╭─ STORED DATA
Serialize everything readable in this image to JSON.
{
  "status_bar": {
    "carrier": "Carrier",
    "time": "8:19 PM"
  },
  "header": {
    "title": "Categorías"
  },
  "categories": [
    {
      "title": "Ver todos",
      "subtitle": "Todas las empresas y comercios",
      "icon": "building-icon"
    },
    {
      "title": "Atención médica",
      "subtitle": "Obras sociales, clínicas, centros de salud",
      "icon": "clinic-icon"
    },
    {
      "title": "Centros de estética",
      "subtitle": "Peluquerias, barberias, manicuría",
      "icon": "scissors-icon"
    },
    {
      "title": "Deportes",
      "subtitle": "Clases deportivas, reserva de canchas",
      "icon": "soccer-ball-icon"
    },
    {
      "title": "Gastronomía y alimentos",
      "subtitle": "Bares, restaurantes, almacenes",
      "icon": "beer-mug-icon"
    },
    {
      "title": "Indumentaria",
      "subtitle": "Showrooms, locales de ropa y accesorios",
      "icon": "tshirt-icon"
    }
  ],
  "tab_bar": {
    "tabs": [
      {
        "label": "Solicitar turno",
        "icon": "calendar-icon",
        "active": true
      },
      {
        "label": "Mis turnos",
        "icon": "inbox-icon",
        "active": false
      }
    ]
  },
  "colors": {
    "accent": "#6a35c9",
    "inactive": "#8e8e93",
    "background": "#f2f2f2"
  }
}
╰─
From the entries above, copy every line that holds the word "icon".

      "icon": "building-icon"
      "icon": "clinic-icon"
      "icon": "scissors-icon"
      "icon": "soccer-ball-icon"
      "icon": "beer-mug-icon"
      "icon": "tshirt-icon"
        "icon": "calendar-icon",
        "icon": "inbox-icon",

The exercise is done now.